<reference TagPrefix="custom" assembly="RecentlyEditedItemsAction, Version=188.8.131.52, Culture=neutral, PublicKeyToken=d3bfa9e538ba8cdc" namespace="SamplePublishingActions" />
<ConsoleNode ConfigMenu="Delete" ChangedNodeID="saPageSubMenu" />
The attribute ConfigMenu is set to "Delete" (case sensitive) so that the original page menu is removed first.
Then, a new modified menu with the additional menu item is added.
ImageUrl="/_layouts/images/saveitem.gif" UseResourceFile="true" UserRights="EmptyMask" ID="MyPageSubMenu">
<ConsoleNode Action="custom:CloneAndAssignAction" DisplayText="Clone And Assign..." UseResourceFile="false" ID="saCloneAndAssign" />
<ConsoleNode Action="cms:SavePublishingPageAction" DisplayText="cms,console_savechanges" ImageUrl="/_layouts/images/saveitem.gif" UseResourceFile="true" ID="saSaveChanges"/>
<ConsoleNode Action="cms:SwitchToPublishedModeAction" DisplayText="cms,console_reviewmode" ImageUrl="/_layouts/images/saveitem.gif" UseResourceFile="true" ID="saReviewMode"/>
By the way, I mention above that we can specify some menu item behavior in the xml file instead of doing that in the code. You may have noticed a few attributes such as UserRights, you can add a mask here to enable the menu item only when a user has certain permissions. This allows you to trim the menu items when the user does not have the right to perform certain operations. This is particularly useful if you only want to add a URL to the menu item, and not a customized action. In that case, you don't really need to write any code, but can simply make all the changes in the XML file.
Deployment: to deploy the custom actions, one must do the following:
A new page, kaitest2.aspx, has been created by Kai Lee and assigned to you. You can view this page at http://server/Pages/kaitest2.aspx.

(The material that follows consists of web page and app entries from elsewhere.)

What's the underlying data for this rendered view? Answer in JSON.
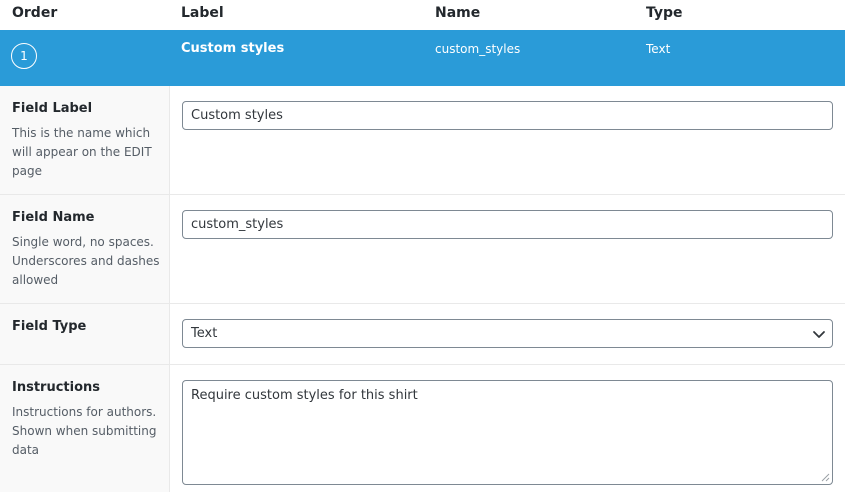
{
  "table_header": {
    "order": "Order",
    "label": "Label",
    "name": "Name",
    "type": "Type"
  },
  "field": {
    "order": "1",
    "label": "Custom styles",
    "name": "custom_styles",
    "type": "Text"
  },
  "settings": {
    "field_label": {
      "title": "Field Label",
      "description": "This is the name which will appear on the EDIT page",
      "value": "Custom styles"
    },
    "field_name": {
      "title": "Field Name",
      "description": "Single word, no spaces. Underscores and dashes allowed",
      "value": "custom_styles"
    },
    "field_type": {
      "title": "Field Type",
      "selected": "Text"
    },
    "instructions": {
      "title": "Instructions",
      "description": "Instructions for authors. Shown when submitting data",
      "value": "Require custom styles for this shirt"
    }
  },
  "icons": {
    "dropdown": "chevron-down-icon",
    "resize": "resize-handle-icon"
  },
  "colors": {
    "selected_row": "#2a9bd8",
    "label_column_bg": "#f9f9f9",
    "input_border": "#7e8993"
  }
}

We hope you find the above useful. Let us know if you have any comments and questions.